In its September 14, 2020 Order on the parties’ motions for summary judgment, the Court rejected Oracle’s expanded “cross-use” theory, holding that it is “generally not cross use for a Rimini engineer to create an update file for Client A exclusively using Client A’s software and then create the same update file for Client B exclusively using Client B’s software” or to “memorize and replicate the work” Rimini performed for a particular client. ECF No. 1253 at 87 (internal quotation marks omitted). The Court also acknowledged that work product created entirely by Rimini and not incorporating Oracle intellectual property does not constitute a derivative work. Id. at 50 (quoting Micro Star v. FormGen Inc., 154 F.3d 1107, 1110 (9th Cir. 1998)). [3:18-4:5.]
Nonetheless, this has not stopped Oracle from asserting this position in trial. As Rimini stated in its trial brief this past November:
Oracle takes the position that the practice of developing an update for a first client and then re-using Rimini’s work product (whether it be knowledge, notes documenting knowledge, or Rimini code not containing any Oracle expression), is “prototyping” and that it violates Oracle’s licenses. Oracle claims that if Rimini gains “specific knowledge” of how to solve a problem by working in Client A’s software, then if Rimini re-uses that knowledge to solve the same problem for Client B, Rimini has “cross-used” Client A’s software by using it to support both Clients A and B. That is because, according to Oracle, Client B “benefited” from Rimini’s use of Client A’s software when Rimini solved the problem for Client A. Oracle claims that Rimini benefits from this “prototyping” by being able to develop updates for Clients B, C, D, etc., faster than it developed the update for Client A. For Oracle to call this “cross-use,” it is not necessary that any Oracle code be copied from Client A to Client B, or even that any or all of the clients receive identical solutions. [Dkt. No. 1444, 12:14-25.]
In its pretrial brief, Oracle does not appear to dispute this. Rather, Oracle appears to be arguing that volume and automation make a crucial distinction:
Far beyond using the knowledge and experience gained from developing the fix once for one customer to develop it again for other customers, Rimini uses several software tools to automate cross-use of Rimini fixes and updates to Oracle software such that the development of an update in one client’s environment can be automatically and instantaneously shared with dozens of other customers. Sometimes, Rimini automatically shares an infringing update with over a hundred customers. [Dkt No. 1448, 7:4-9.]
Oracle also continues to push the theory that know-how is “prototyping” and any resulting work product is “derivative”:
In addition to proving that Rimini infringes Oracle’s copyrights by copying JDE source code, Oracle will show that Rimini engaged in infringing cross-use of JDE software, using select customer environments as prototype environments and then distributing those updates to other customers. Moreover, Rimini’s JDE updates constitute derivative works and thus are prohibited by nearly all JDE software licenses and infringe Oracle’s copyrights. [Dkt No. 1448, 14:18-22.]

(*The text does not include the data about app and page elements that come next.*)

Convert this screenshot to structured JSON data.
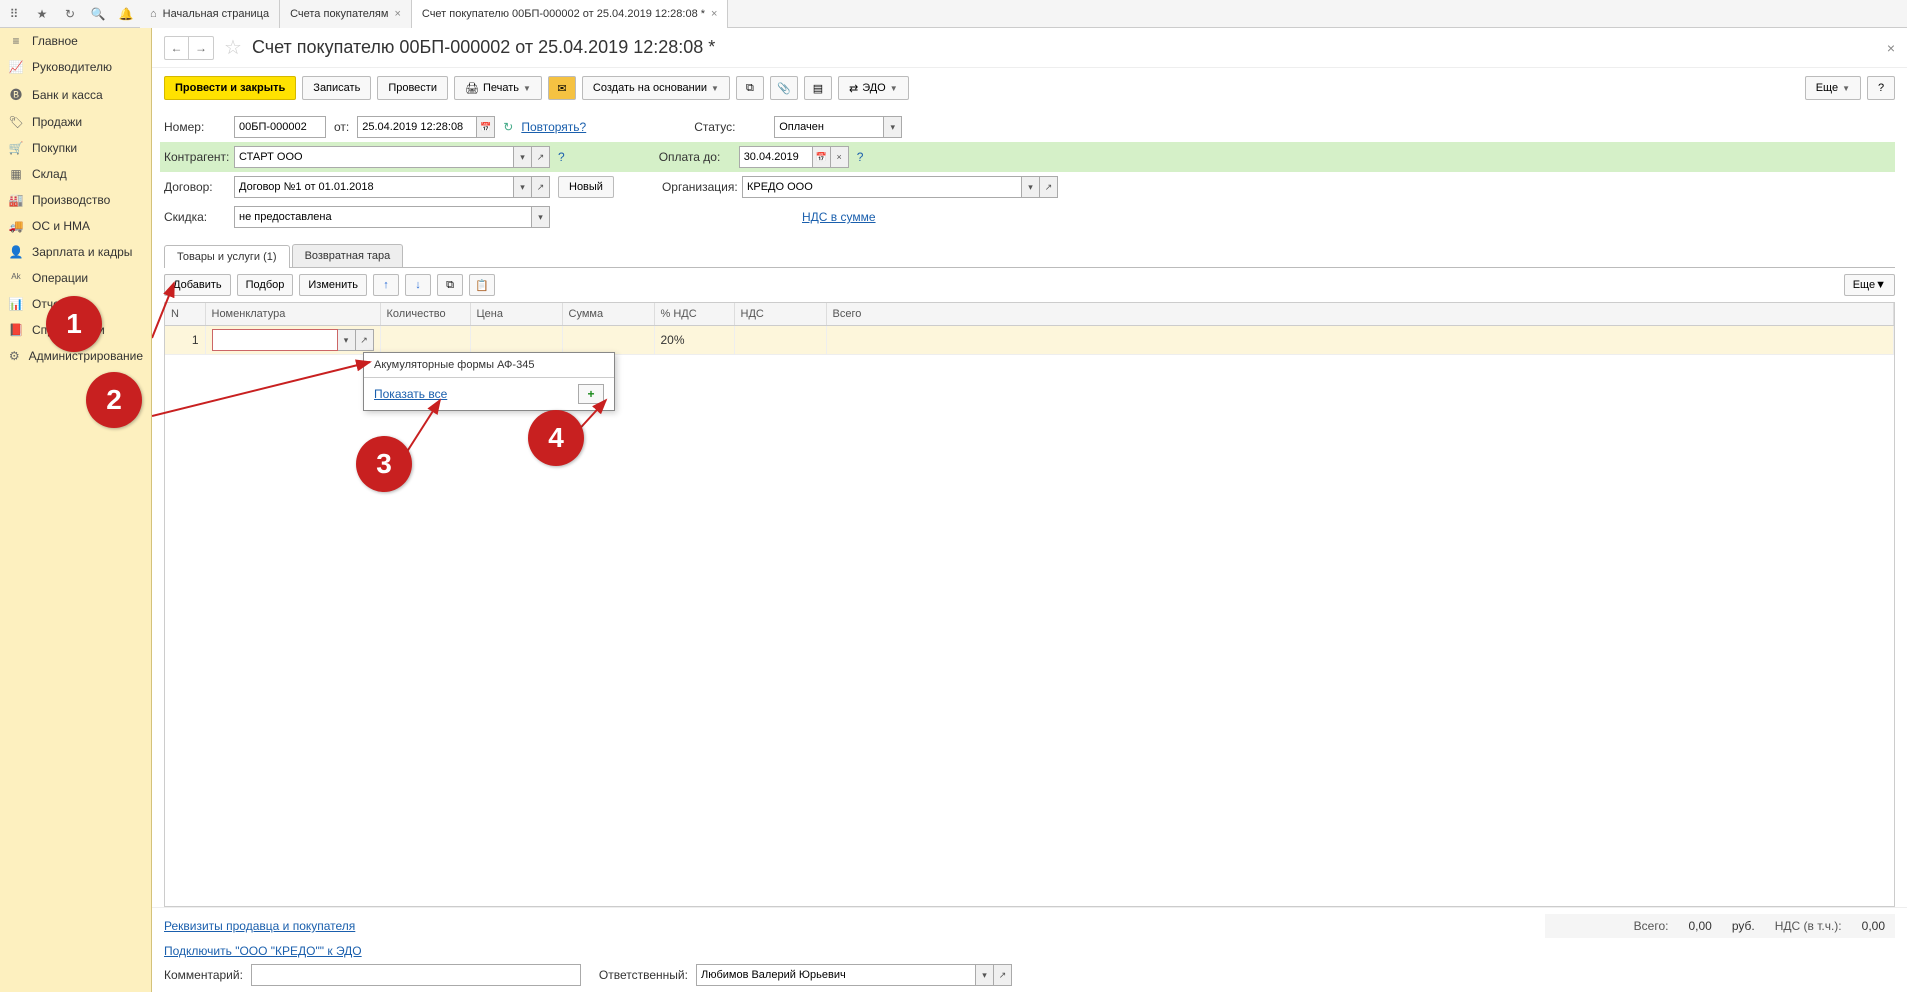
{
  "topTabs": {
    "home": "Начальная страница",
    "t1": "Счета покупателям",
    "t2": "Счет покупателю 00БП-000002 от 25.04.2019 12:28:08 *"
  },
  "sidebar": {
    "items": [
      {
        "icon": "≡",
        "label": "Главное"
      },
      {
        "icon": "📈",
        "label": "Руководителю"
      },
      {
        "icon": "🅑",
        "label": "Банк и касса"
      },
      {
        "icon": "🏷",
        "label": "Продажи"
      },
      {
        "icon": "🛒",
        "label": "Покупки"
      },
      {
        "icon": "▦",
        "label": "Склад"
      },
      {
        "icon": "🏭",
        "label": "Производство"
      },
      {
        "icon": "🚚",
        "label": "ОС и НМА"
      },
      {
        "icon": "👤",
        "label": "Зарплата и кадры"
      },
      {
        "icon": "ᴬᵏ",
        "label": "Операции"
      },
      {
        "icon": "📊",
        "label": "Отчеты"
      },
      {
        "icon": "📕",
        "label": "Справочники"
      },
      {
        "icon": "⚙",
        "label": "Администрирование"
      }
    ]
  },
  "doc": {
    "title": "Счет покупателю 00БП-000002 от 25.04.2019 12:28:08 *"
  },
  "actions": {
    "postClose": "Провести и закрыть",
    "save": "Записать",
    "post": "Провести",
    "print": "Печать",
    "createBased": "Создать на основании",
    "edo": "ЭДО",
    "more": "Еще",
    "help": "?"
  },
  "form": {
    "numberLabel": "Номер:",
    "number": "00БП-000002",
    "fromLabel": "от:",
    "date": "25.04.2019 12:28:08",
    "repeat": "Повторять?",
    "statusLabel": "Статус:",
    "status": "Оплачен",
    "counterpartyLabel": "Контрагент:",
    "counterparty": "СТАРТ ООО",
    "payUntilLabel": "Оплата до:",
    "payUntil": "30.04.2019",
    "contractLabel": "Договор:",
    "contract": "Договор №1 от 01.01.2018",
    "newBtn": "Новый",
    "orgLabel": "Организация:",
    "org": "КРЕДО ООО",
    "discountLabel": "Скидка:",
    "discount": "не предоставлена",
    "vatLink": "НДС в сумме"
  },
  "dataTabs": {
    "tab1": "Товары и услуги (1)",
    "tab2": "Возвратная тара"
  },
  "tableToolbar": {
    "add": "Добавить",
    "pick": "Подбор",
    "edit": "Изменить",
    "more": "Еще"
  },
  "columns": {
    "n": "N",
    "nom": "Номенклатура",
    "qty": "Количество",
    "price": "Цена",
    "sum": "Сумма",
    "vatPct": "% НДС",
    "vat": "НДС",
    "total": "Всего"
  },
  "row1": {
    "n": "1",
    "vatPct": "20%"
  },
  "dropdown": {
    "item1": "Акумуляторные формы АФ-345",
    "showAll": "Показать все"
  },
  "footer": {
    "sellerBuyerLink": "Реквизиты продавца и покупателя",
    "edoLink": "Подключить \"ООО \"КРЕДО\"\" к ЭДО",
    "totalLabel": "Всего:",
    "totalValue": "0,00",
    "currency": "руб.",
    "vatInclLabel": "НДС (в т.ч.):",
    "vatInclValue": "0,00",
    "commentLabel": "Комментарий:",
    "respLabel": "Ответственный:",
    "resp": "Любимов Валерий Юрьевич"
  },
  "annotations": {
    "c1": "1",
    "c2": "2",
    "c3": "3",
    "c4": "4"
  }
}
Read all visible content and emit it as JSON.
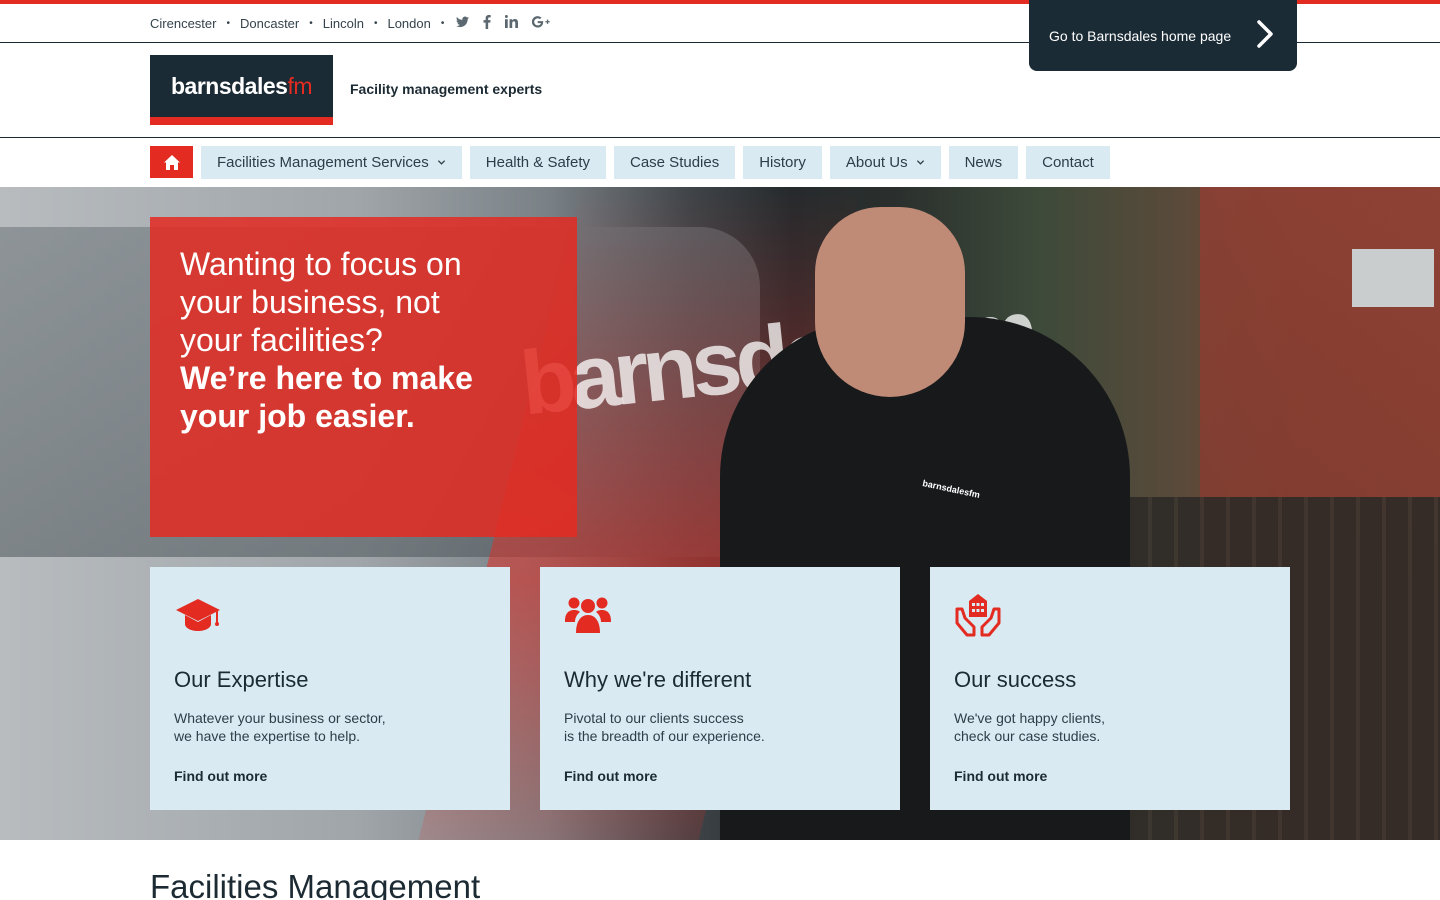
{
  "locations": [
    "Cirencester",
    "Doncaster",
    "Lincoln",
    "London"
  ],
  "separator": "•",
  "social": {
    "twitter": "twitter-icon",
    "facebook": "facebook-icon",
    "linkedin": "linkedin-icon",
    "googleplus": "google-plus-icon"
  },
  "home_link": {
    "label": "Go to Barnsdales home page"
  },
  "logo": {
    "brand": "barnsdales",
    "suffix": "fm"
  },
  "tagline": "Facility management experts",
  "nav": {
    "items": [
      {
        "label": "Facilities Management Services",
        "dropdown": true
      },
      {
        "label": "Health & Safety",
        "dropdown": false
      },
      {
        "label": "Case Studies",
        "dropdown": false
      },
      {
        "label": "History",
        "dropdown": false
      },
      {
        "label": "About Us",
        "dropdown": true
      },
      {
        "label": "News",
        "dropdown": false
      },
      {
        "label": "Contact",
        "dropdown": false
      }
    ]
  },
  "hero": {
    "line1": "Wanting to focus on",
    "line2": "your business, not",
    "line3": "your facilities?",
    "line4": "We’re here to make",
    "line5": "your job easier.",
    "van_lettering": "barnsdalesfm",
    "shirt_logo": "barnsdalesfm"
  },
  "cards": [
    {
      "icon": "graduation-cap-icon",
      "title": "Our Expertise",
      "desc1": "Whatever your business or sector,",
      "desc2": "we have the expertise to help.",
      "more": "Find out more"
    },
    {
      "icon": "users-icon",
      "title": "Why we're different",
      "desc1": "Pivotal to our clients success",
      "desc2": "is the breadth of our experience.",
      "more": "Find out more"
    },
    {
      "icon": "hands-building-icon",
      "title": "Our success",
      "desc1": "We've got happy clients,",
      "desc2": "check our case studies.",
      "more": "Find out more"
    }
  ],
  "section_title": "Facilities Management",
  "colors": {
    "accent": "#e32b22",
    "dark": "#1b2b35",
    "card_bg": "#daeaf3"
  }
}
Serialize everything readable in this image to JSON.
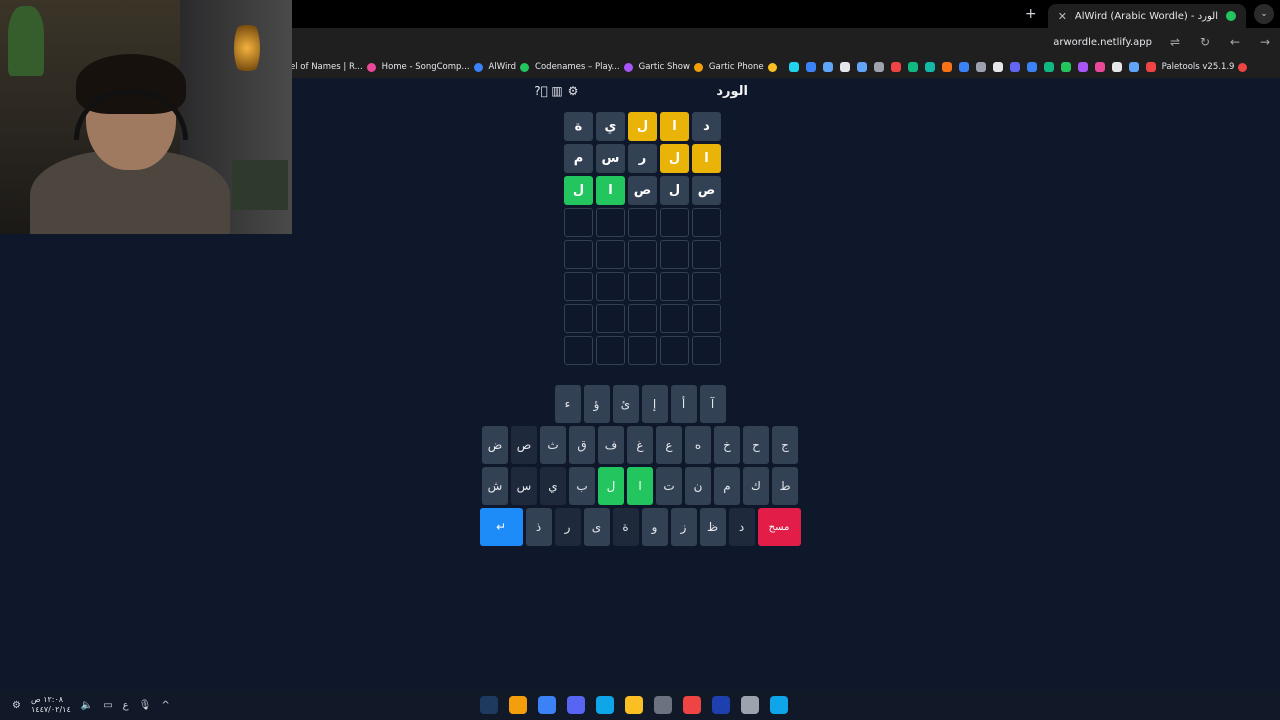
{
  "browser": {
    "tab_title": "AlWird (Arabic Wordle) - الورد",
    "url": "arwordle.netlify.app",
    "bookmarks": [
      "el of Names | R...",
      "Home - SongComp...",
      "AlWird",
      "Codenames – Play...",
      "Gartic Show",
      "Gartic Phone",
      "Paletools v25.1.9"
    ],
    "bookmark_colors": [
      "#ec4899",
      "#3b82f6",
      "#22c55e",
      "#a855f7",
      "#f59e0b",
      "#fbbf24",
      "#ef4444"
    ],
    "bookmark_icon_colors": [
      "#22d3ee",
      "#3b82f6",
      "#60a5fa",
      "#e5e7eb",
      "#60a5fa",
      "#9ca3af",
      "#ef4444",
      "#10b981",
      "#14b8a6",
      "#f97316",
      "#3b82f6",
      "#9ca3af",
      "#e5e7eb",
      "#6366f1",
      "#3b82f6",
      "#10b981",
      "#22c55e",
      "#a855f7",
      "#ec4899",
      "#e5e7eb",
      "#60a5fa",
      "#ef4444"
    ]
  },
  "game": {
    "title": "الورد",
    "board": [
      [
        {
          "l": "د",
          "s": "absent"
        },
        {
          "l": "ا",
          "s": "present"
        },
        {
          "l": "ل",
          "s": "present"
        },
        {
          "l": "ي",
          "s": "absent"
        },
        {
          "l": "ة",
          "s": "absent"
        }
      ],
      [
        {
          "l": "ا",
          "s": "present"
        },
        {
          "l": "ل",
          "s": "present"
        },
        {
          "l": "ر",
          "s": "absent"
        },
        {
          "l": "س",
          "s": "absent"
        },
        {
          "l": "م",
          "s": "absent"
        }
      ],
      [
        {
          "l": "ص",
          "s": "absent"
        },
        {
          "l": "ل",
          "s": "absent"
        },
        {
          "l": "ص",
          "s": "absent"
        },
        {
          "l": "ا",
          "s": "correct"
        },
        {
          "l": "ل",
          "s": "correct"
        }
      ],
      [
        {
          "l": "",
          "s": "empty"
        },
        {
          "l": "",
          "s": "empty"
        },
        {
          "l": "",
          "s": "empty"
        },
        {
          "l": "",
          "s": "empty"
        },
        {
          "l": "",
          "s": "empty"
        }
      ],
      [
        {
          "l": "",
          "s": "empty"
        },
        {
          "l": "",
          "s": "empty"
        },
        {
          "l": "",
          "s": "empty"
        },
        {
          "l": "",
          "s": "empty"
        },
        {
          "l": "",
          "s": "empty"
        }
      ],
      [
        {
          "l": "",
          "s": "empty"
        },
        {
          "l": "",
          "s": "empty"
        },
        {
          "l": "",
          "s": "empty"
        },
        {
          "l": "",
          "s": "empty"
        },
        {
          "l": "",
          "s": "empty"
        }
      ],
      [
        {
          "l": "",
          "s": "empty"
        },
        {
          "l": "",
          "s": "empty"
        },
        {
          "l": "",
          "s": "empty"
        },
        {
          "l": "",
          "s": "empty"
        },
        {
          "l": "",
          "s": "empty"
        }
      ],
      [
        {
          "l": "",
          "s": "empty"
        },
        {
          "l": "",
          "s": "empty"
        },
        {
          "l": "",
          "s": "empty"
        },
        {
          "l": "",
          "s": "empty"
        },
        {
          "l": "",
          "s": "empty"
        }
      ]
    ],
    "keyboard": [
      [
        {
          "k": "آ"
        },
        {
          "k": "أ"
        },
        {
          "k": "إ"
        },
        {
          "k": "ئ"
        },
        {
          "k": "ؤ"
        },
        {
          "k": "ء"
        }
      ],
      [
        {
          "k": "ج"
        },
        {
          "k": "ح"
        },
        {
          "k": "خ"
        },
        {
          "k": "ه"
        },
        {
          "k": "ع"
        },
        {
          "k": "غ"
        },
        {
          "k": "ف"
        },
        {
          "k": "ق"
        },
        {
          "k": "ث"
        },
        {
          "k": "ص",
          "s": "used"
        },
        {
          "k": "ض"
        }
      ],
      [
        {
          "k": "ط"
        },
        {
          "k": "ك"
        },
        {
          "k": "م"
        },
        {
          "k": "ن"
        },
        {
          "k": "ت"
        },
        {
          "k": "ا",
          "s": "correct"
        },
        {
          "k": "ل",
          "s": "correct"
        },
        {
          "k": "ب"
        },
        {
          "k": "ي",
          "s": "used"
        },
        {
          "k": "س",
          "s": "used"
        },
        {
          "k": "ش"
        }
      ],
      [
        {
          "k": "مسح",
          "s": "del"
        },
        {
          "k": "د",
          "s": "used"
        },
        {
          "k": "ظ"
        },
        {
          "k": "ز"
        },
        {
          "k": "و"
        },
        {
          "k": "ة",
          "s": "used"
        },
        {
          "k": "ى"
        },
        {
          "k": "ر",
          "s": "used"
        },
        {
          "k": "ذ"
        },
        {
          "k": "↵",
          "s": "enter"
        }
      ]
    ]
  },
  "taskbar": {
    "time": "١٢:٠٨ ص",
    "date": "١٤٤٧/٠٢/١٤",
    "lang": "ع",
    "app_colors": [
      "#1e3a5f",
      "#f59e0b",
      "#3b82f6",
      "#5865f2",
      "#0ea5e9",
      "#fbbf24",
      "#6b7280",
      "#ef4444",
      "#1e40af",
      "#9ca3af",
      "#0ea5e9"
    ]
  }
}
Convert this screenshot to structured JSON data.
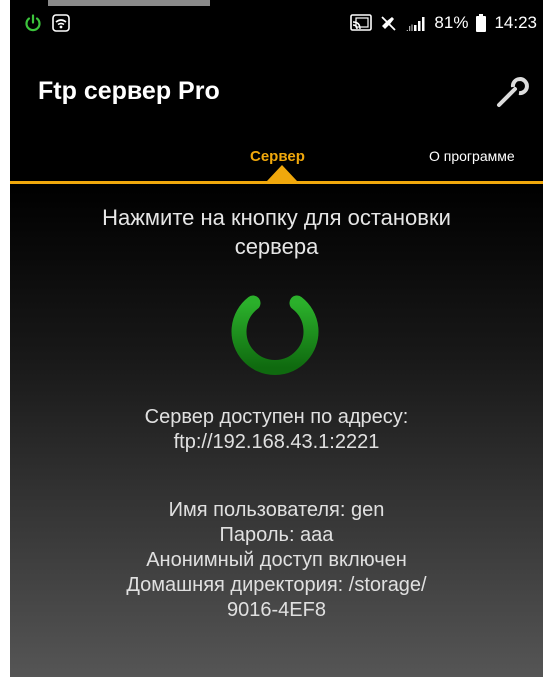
{
  "status_bar": {
    "battery": "81%",
    "time": "14:23",
    "icons": [
      "power-icon",
      "wifi-icon",
      "cast-icon",
      "mute-icon",
      "signal-icon",
      "battery-icon"
    ]
  },
  "app_bar": {
    "title": "Ftp сервер Pro",
    "settings_icon": "wrench-icon"
  },
  "tabs": [
    {
      "label": "Сервер",
      "active": true
    },
    {
      "label": "О программе",
      "active": false
    }
  ],
  "content": {
    "prompt_line1": "Нажмите на кнопку для остановки",
    "prompt_line2": "сервера",
    "power_button_color": "#1a8a1a",
    "address_label": "Сервер доступен по адресу:",
    "address": "ftp://192.168.43.1:2221",
    "username": "Имя пользователя: gen",
    "password": "Пароль: aaa",
    "anonymous": "Анонимный доступ включен",
    "home_dir_line1": "Домашняя директория: /storage/",
    "home_dir_line2": "9016-4EF8"
  },
  "colors": {
    "accent": "#f0a80c",
    "background": "#000000",
    "power_green": "#1a8a1a"
  }
}
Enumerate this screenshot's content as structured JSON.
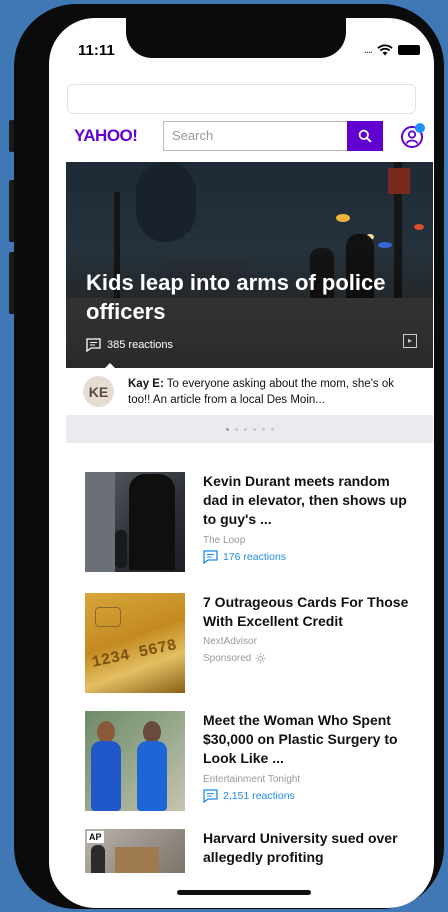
{
  "status_bar": {
    "time": "11:11",
    "signal": "...."
  },
  "header": {
    "logo": "YAHOO!",
    "search_placeholder": "Search"
  },
  "hero": {
    "title": "Kids leap into arms of police officers",
    "reactions": "385 reactions"
  },
  "comment": {
    "avatar_initials": "KE",
    "author": "Kay E:",
    "text": " To everyone asking about the mom, she's ok too!! An article from a local Des Moin..."
  },
  "stories": [
    {
      "title": "Kevin Durant meets random dad in elevator, then shows up to guy's ...",
      "source": "The Loop",
      "reactions": "176 reactions"
    },
    {
      "title": "7 Outrageous Cards For Those With Excellent Credit",
      "source": "NextAdvisor",
      "sponsored": "Sponsored"
    },
    {
      "title": "Meet the Woman Who Spent $30,000 on Plastic Surgery to Look Like ...",
      "source": "Entertainment Tonight",
      "reactions": "2,151 reactions"
    },
    {
      "title": "Harvard University sued over allegedly profiting",
      "thumb_badge": "AP"
    }
  ],
  "colors": {
    "brand": "#6001d2",
    "link": "#1d8be8",
    "notification": "#1e90ff"
  },
  "icons": [
    "search-icon",
    "account-icon",
    "comment-icon",
    "next-icon",
    "sponsored-info-icon"
  ]
}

What’s Next for Rimini and Oracle?
Evidence has closed, and the parties’ Proposed Findings of Fact and Conclusions of Law are due on February 23, 2023. [Dkt. No. 1522.] Sometime thereafter, the Court will rule. In the interim, we will review the post-trial briefs when filed on February 23rd and report back regarding just how Oracle has framed this argument considering the evidence admitted.
To say the least, we have our fingers crossed that Judge Du will demonstrate the same common sense that was demonstrated in September of 2020 and slap down Oracle’s vast overreach. Stay tuned.
Published on February 16, 2023